Legendary photographer Phil Stern is the man behind the lens for some of history’s most intimate portraits of Hollywood stars, including Marilyn Monroe, Sammy Davis Jr., James Dean and Elizabeth Taylor. But he doesn’t like to talk of his exploits. “You’re putting me in a position that’s bragging about myself,” he says.
On Sept. 3, Stern will let his photos do the bragging. That’s the day he turns 95. And he plans to donate 95 of his famous photos to the Veterans Home of California, where he lives. “Most of the walls here are bare, and my images may be an improvement,” he quips.
As a teen, Stern had worked as an apprentice in a New York photo studio and as a local police photographer, but got his baptism of fire, quite literally, at age 21, when he became a combat photographer in Darby’s Rangers during World War II, after convincing Col. William O. Darby to allow him to join. Stern was decorated with a Purple Heart for his services. “There were a lot of very ugly things during the war — and a lot of very beautiful things,” he recalls. “I photographed everything.”
After the war, Stern contributed photo essays to Life magazine on postwar social rehabilitation. He also found himself in Hollywood, snapping shots of celebrities and working as a still cameraman on films such as “Guys and Dolls” and “Close Encounters of the Third Kind.”
One celebrity he didn’t photograph is the one he says he most wished he could have. “The one I most admired,” he explains, “Charlie Chaplin.”
These days, his shoots are easier to set up. He points to one of his most recent photos, and says with a smile, “This is Sadie, who’s 100 years old.”

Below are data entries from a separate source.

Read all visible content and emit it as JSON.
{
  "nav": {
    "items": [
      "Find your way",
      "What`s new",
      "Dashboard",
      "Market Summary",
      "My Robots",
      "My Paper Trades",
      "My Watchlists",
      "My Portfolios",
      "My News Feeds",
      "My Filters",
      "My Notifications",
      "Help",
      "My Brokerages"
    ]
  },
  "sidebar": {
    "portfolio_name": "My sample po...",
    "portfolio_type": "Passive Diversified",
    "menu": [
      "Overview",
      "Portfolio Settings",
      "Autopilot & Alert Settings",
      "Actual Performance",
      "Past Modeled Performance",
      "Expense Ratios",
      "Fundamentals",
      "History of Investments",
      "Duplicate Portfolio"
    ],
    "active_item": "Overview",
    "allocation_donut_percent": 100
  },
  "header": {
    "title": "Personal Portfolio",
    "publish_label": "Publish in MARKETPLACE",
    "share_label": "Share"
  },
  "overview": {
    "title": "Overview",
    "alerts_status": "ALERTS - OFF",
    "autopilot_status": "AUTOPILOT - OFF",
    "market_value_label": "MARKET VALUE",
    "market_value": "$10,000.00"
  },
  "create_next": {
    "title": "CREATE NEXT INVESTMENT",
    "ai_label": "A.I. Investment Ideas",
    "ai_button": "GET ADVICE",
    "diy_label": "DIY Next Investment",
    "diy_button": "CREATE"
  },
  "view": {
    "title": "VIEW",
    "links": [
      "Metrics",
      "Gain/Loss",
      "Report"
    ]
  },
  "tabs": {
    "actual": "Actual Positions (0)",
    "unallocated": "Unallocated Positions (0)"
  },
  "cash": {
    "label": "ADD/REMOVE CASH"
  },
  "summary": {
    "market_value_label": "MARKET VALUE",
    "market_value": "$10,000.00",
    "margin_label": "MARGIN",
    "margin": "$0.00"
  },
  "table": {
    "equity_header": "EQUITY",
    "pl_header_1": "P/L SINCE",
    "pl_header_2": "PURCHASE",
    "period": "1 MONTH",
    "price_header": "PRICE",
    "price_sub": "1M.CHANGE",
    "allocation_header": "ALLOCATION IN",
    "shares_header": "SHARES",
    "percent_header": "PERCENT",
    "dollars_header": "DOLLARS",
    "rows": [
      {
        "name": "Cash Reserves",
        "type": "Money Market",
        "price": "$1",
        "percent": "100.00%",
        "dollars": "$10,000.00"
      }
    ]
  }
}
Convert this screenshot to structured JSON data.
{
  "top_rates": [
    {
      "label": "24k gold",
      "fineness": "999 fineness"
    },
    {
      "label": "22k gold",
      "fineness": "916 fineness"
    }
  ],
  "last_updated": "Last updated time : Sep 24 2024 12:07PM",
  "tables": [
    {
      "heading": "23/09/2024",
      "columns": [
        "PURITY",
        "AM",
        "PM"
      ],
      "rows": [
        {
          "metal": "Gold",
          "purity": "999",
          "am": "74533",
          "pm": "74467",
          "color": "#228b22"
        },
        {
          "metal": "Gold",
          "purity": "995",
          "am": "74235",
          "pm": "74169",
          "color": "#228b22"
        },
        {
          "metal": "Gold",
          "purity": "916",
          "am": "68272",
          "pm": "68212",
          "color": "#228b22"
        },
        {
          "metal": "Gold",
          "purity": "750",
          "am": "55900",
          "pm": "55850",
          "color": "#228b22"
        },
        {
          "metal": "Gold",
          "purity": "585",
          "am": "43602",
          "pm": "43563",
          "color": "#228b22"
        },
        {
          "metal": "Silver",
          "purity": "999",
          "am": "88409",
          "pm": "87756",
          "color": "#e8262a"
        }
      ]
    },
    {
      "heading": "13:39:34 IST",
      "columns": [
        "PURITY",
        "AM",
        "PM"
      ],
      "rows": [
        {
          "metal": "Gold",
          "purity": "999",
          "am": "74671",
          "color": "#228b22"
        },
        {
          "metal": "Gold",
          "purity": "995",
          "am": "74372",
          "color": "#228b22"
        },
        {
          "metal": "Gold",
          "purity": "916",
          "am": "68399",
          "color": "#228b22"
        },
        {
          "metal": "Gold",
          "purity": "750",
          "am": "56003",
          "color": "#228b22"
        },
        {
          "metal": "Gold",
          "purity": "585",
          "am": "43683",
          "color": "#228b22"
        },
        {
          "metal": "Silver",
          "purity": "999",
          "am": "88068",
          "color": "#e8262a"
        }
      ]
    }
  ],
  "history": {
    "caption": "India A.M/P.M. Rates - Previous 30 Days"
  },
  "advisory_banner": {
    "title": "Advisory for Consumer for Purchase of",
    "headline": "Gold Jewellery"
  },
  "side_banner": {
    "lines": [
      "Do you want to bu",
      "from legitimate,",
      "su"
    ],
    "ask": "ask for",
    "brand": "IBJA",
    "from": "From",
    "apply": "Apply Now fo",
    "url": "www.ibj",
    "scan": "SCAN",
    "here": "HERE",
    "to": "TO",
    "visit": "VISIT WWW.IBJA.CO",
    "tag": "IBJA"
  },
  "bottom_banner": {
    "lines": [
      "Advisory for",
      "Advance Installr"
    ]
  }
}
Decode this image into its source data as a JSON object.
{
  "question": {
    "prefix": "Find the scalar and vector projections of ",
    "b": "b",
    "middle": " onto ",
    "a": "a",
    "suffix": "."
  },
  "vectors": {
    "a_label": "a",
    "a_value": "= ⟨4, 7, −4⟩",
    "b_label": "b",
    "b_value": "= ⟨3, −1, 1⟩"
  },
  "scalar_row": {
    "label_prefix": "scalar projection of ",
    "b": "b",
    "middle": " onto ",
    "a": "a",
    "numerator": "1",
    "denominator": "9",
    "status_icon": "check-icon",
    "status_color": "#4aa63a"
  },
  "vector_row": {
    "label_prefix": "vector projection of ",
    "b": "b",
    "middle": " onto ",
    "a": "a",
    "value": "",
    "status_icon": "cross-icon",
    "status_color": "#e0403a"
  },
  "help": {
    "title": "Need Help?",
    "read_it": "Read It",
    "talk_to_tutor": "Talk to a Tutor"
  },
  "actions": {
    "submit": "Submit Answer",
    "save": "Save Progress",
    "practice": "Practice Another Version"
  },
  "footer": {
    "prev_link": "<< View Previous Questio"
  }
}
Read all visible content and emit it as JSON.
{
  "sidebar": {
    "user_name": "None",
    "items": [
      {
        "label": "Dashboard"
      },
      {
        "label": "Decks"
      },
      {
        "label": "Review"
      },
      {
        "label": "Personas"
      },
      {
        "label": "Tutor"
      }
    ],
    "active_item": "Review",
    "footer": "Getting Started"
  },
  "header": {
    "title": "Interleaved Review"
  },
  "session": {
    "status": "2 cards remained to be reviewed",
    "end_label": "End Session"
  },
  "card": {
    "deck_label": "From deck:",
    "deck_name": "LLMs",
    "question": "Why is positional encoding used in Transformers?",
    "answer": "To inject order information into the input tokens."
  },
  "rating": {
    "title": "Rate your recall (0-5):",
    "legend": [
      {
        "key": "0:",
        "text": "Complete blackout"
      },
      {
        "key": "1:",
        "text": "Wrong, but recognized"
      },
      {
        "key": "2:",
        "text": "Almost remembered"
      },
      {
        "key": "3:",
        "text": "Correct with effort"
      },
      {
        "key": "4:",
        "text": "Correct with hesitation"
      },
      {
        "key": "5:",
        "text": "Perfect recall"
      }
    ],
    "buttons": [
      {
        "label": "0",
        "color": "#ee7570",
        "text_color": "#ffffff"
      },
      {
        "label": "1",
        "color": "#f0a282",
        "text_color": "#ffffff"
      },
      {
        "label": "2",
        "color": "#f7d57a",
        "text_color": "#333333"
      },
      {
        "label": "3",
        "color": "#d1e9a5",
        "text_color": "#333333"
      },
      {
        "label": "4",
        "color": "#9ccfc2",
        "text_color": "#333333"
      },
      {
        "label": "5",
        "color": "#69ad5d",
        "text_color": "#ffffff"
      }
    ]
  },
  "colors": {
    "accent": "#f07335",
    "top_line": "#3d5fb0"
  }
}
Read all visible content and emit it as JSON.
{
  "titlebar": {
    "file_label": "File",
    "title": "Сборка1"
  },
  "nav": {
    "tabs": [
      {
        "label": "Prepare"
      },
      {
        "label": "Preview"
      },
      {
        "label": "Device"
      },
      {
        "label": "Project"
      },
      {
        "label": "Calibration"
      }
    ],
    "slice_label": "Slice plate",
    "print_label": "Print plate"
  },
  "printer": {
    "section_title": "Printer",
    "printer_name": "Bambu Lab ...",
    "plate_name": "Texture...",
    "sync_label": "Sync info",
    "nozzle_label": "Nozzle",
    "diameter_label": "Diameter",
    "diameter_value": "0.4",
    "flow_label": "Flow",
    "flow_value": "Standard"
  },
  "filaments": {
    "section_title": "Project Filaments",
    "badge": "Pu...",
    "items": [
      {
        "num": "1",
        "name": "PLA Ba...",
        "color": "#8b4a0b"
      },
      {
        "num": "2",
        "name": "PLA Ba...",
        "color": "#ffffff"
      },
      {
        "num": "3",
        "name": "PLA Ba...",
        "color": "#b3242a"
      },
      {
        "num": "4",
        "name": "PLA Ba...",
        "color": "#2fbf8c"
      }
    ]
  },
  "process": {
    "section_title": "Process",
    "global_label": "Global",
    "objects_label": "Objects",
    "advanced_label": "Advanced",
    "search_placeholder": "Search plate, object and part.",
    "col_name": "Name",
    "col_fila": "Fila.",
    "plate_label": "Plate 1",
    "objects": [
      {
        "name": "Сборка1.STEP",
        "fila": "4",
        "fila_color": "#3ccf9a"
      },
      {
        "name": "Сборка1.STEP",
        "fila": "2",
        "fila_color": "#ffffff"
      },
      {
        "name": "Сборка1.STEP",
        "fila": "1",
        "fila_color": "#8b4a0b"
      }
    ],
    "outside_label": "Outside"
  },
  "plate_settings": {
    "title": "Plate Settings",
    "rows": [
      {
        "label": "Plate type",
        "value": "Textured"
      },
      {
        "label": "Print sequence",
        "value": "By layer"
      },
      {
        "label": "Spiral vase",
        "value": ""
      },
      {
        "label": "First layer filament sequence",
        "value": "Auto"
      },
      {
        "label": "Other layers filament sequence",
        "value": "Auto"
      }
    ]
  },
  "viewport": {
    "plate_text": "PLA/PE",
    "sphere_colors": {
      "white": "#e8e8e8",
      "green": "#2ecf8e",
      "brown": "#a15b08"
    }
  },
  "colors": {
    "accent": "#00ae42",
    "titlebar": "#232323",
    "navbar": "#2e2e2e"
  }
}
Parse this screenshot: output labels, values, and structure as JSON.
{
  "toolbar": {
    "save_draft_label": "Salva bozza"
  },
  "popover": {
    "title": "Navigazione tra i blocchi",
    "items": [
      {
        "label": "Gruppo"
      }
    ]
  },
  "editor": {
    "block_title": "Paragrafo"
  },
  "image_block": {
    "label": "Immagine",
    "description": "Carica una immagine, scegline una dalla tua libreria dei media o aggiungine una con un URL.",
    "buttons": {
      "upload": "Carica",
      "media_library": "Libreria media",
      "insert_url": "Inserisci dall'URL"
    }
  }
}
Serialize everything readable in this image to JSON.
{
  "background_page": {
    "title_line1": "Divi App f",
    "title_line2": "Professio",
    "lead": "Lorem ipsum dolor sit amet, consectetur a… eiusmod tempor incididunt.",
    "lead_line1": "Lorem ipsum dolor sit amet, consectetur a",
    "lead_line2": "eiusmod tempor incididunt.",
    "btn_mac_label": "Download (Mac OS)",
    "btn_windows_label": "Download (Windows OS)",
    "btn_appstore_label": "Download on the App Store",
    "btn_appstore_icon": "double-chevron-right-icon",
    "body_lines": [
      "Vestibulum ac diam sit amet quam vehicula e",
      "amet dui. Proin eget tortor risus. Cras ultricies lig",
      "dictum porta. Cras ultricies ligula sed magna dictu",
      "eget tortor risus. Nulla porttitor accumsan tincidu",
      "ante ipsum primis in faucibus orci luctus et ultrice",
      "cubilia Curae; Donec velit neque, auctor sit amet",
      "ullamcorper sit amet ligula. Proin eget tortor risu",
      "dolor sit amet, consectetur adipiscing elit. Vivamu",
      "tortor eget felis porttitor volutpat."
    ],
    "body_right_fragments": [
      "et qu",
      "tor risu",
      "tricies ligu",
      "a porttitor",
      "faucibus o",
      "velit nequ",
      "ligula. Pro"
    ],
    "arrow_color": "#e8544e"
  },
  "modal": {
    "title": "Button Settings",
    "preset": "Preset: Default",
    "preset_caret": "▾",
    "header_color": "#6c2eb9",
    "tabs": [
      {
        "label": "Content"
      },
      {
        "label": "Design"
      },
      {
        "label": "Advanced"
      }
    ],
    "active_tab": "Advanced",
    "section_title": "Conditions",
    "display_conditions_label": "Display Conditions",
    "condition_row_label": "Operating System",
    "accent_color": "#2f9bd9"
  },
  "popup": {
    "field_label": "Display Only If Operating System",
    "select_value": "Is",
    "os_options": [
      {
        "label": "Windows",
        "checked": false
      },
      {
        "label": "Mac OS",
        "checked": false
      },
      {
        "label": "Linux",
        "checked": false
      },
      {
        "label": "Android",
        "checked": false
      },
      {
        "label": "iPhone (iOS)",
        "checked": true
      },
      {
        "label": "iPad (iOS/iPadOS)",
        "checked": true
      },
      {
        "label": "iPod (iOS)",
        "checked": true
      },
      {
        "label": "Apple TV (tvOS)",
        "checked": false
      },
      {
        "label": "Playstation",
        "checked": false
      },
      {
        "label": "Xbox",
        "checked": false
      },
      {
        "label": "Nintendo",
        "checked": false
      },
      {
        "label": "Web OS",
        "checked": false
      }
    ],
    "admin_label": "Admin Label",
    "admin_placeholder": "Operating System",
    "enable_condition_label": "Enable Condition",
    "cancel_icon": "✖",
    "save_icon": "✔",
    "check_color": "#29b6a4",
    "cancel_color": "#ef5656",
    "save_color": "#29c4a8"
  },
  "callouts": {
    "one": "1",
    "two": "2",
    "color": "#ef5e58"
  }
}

He still wears a camera around his neck, though now he works with a digital model, and captures life around him from his wheelchair. “I call it shooting from the hip,” he says.